WHAT THIS TASK INVOLVES: The response should contain every entry, reproduced exactly.

EXERCISE MATERIAL:
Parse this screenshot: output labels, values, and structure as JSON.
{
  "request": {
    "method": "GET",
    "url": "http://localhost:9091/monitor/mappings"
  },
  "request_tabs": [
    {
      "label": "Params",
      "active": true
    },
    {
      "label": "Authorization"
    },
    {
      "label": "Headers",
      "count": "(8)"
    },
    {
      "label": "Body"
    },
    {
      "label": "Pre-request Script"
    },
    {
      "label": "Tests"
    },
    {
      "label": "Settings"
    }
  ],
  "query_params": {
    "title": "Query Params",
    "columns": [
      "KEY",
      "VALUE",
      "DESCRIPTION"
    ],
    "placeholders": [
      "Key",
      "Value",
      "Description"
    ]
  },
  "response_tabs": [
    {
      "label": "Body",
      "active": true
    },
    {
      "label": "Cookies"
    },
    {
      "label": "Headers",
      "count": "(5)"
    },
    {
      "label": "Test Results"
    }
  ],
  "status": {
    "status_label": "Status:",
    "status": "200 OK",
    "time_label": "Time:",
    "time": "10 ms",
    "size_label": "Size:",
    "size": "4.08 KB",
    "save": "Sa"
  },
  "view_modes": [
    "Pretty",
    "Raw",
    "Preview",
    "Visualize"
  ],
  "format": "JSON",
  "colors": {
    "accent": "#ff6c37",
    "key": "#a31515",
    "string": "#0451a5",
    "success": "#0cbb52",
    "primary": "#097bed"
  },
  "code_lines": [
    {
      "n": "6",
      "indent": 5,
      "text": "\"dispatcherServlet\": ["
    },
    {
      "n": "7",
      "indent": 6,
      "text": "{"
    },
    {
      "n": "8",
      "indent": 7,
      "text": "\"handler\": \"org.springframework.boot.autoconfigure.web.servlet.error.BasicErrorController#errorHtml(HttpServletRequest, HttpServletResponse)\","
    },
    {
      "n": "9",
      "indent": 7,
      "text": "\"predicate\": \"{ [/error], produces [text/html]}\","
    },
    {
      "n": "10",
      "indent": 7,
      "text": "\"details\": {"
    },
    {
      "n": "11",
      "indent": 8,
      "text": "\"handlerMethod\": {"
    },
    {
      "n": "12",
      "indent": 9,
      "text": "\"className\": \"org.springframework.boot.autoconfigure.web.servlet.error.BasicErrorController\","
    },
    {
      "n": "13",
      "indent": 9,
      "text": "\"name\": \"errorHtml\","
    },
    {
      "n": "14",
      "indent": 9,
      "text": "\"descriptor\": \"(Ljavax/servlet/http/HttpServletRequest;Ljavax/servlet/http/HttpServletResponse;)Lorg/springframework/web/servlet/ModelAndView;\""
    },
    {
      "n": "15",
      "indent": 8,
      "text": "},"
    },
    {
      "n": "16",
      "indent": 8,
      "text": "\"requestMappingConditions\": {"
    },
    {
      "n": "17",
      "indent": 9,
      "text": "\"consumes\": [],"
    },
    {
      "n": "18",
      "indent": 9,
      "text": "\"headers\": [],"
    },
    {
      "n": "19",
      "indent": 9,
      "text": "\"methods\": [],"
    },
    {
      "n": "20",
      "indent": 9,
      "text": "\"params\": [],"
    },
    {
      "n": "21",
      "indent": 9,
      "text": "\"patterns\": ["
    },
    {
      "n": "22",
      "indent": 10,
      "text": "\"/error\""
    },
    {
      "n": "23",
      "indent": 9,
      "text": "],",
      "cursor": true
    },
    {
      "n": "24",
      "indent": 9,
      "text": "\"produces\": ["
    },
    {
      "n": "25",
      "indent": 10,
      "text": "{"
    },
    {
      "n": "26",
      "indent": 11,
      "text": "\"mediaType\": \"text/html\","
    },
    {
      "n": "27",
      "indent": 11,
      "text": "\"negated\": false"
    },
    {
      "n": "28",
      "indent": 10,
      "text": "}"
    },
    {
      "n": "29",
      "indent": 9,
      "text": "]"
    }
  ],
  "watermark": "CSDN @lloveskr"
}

YOUR SOLUTION:
Parse this screenshot: output labels, values, and structure as JSON.
{
  "request": {
    "method": "GET",
    "url": "http://localhost:9091/monitor/mappings"
  },
  "request_tabs": [
    {
      "label": "Params",
      "active": true
    },
    {
      "label": "Authorization"
    },
    {
      "label": "Headers",
      "count": "(8)"
    },
    {
      "label": "Body"
    },
    {
      "label": "Pre-request Script"
    },
    {
      "label": "Tests"
    },
    {
      "label": "Settings"
    }
  ],
  "query_params": {
    "title": "Query Params",
    "columns": [
      "KEY",
      "VALUE",
      "DESCRIPTION"
    ],
    "placeholders": [
      "Key",
      "Value",
      "Description"
    ]
  },
  "response_tabs": [
    {
      "label": "Body",
      "active": true
    },
    {
      "label": "Cookies"
    },
    {
      "label": "Headers",
      "count": "(5)"
    },
    {
      "label": "Test Results"
    }
  ],
  "status": {
    "status_label": "Status:",
    "status": "200 OK",
    "time_label": "Time:",
    "time": "10 ms",
    "size_label": "Size:",
    "size": "4.08 KB",
    "save": "Sa"
  },
  "view_modes": [
    "Pretty",
    "Raw",
    "Preview",
    "Visualize"
  ],
  "format": "JSON",
  "colors": {
    "accent": "#ff6c37",
    "key": "#a31515",
    "string": "#0451a5",
    "success": "#0cbb52",
    "primary": "#097bed"
  },
  "code_lines": [
    {
      "n": "6",
      "indent": 5,
      "text": "\"dispatcherServlet\": ["
    },
    {
      "n": "7",
      "indent": 6,
      "text": "{"
    },
    {
      "n": "8",
      "indent": 7,
      "text": "\"handler\": \"org.springframework.boot.autoconfigure.web.servlet.error.BasicErrorController#errorHtml(HttpServletRequest, HttpServletResponse)\","
    },
    {
      "n": "9",
      "indent": 7,
      "text": "\"predicate\": \"{ [/error], produces [text/html]}\","
    },
    {
      "n": "10",
      "indent": 7,
      "text": "\"details\": {"
    },
    {
      "n": "11",
      "indent": 8,
      "text": "\"handlerMethod\": {"
    },
    {
      "n": "12",
      "indent": 9,
      "text": "\"className\": \"org.springframework.boot.autoconfigure.web.servlet.error.BasicErrorController\","
    },
    {
      "n": "13",
      "indent": 9,
      "text": "\"name\": \"errorHtml\","
    },
    {
      "n": "14",
      "indent": 9,
      "text": "\"descriptor\": \"(Ljavax/servlet/http/HttpServletRequest;Ljavax/servlet/http/HttpServletResponse;)Lorg/springframework/web/servlet/ModelAndView;\""
    },
    {
      "n": "15",
      "indent": 8,
      "text": "},"
    },
    {
      "n": "16",
      "indent": 8,
      "text": "\"requestMappingConditions\": {"
    },
    {
      "n": "17",
      "indent": 9,
      "text": "\"consumes\": [],"
    },
    {
      "n": "18",
      "indent": 9,
      "text": "\"headers\": [],"
    },
    {
      "n": "19",
      "indent": 9,
      "text": "\"methods\": [],"
    },
    {
      "n": "20",
      "indent": 9,
      "text": "\"params\": [],"
    },
    {
      "n": "21",
      "indent": 9,
      "text": "\"patterns\": ["
    },
    {
      "n": "22",
      "indent": 10,
      "text": "\"/error\""
    },
    {
      "n": "23",
      "indent": 9,
      "text": "],",
      "cursor": true
    },
    {
      "n": "24",
      "indent": 9,
      "text": "\"produces\": ["
    },
    {
      "n": "25",
      "indent": 10,
      "text": "{"
    },
    {
      "n": "26",
      "indent": 11,
      "text": "\"mediaType\": \"text/html\","
    },
    {
      "n": "27",
      "indent": 11,
      "text": "\"negated\": false"
    },
    {
      "n": "28",
      "indent": 10,
      "text": "}"
    },
    {
      "n": "29",
      "indent": 9,
      "text": "]"
    }
  ],
  "watermark": "CSDN @lloveskr"
}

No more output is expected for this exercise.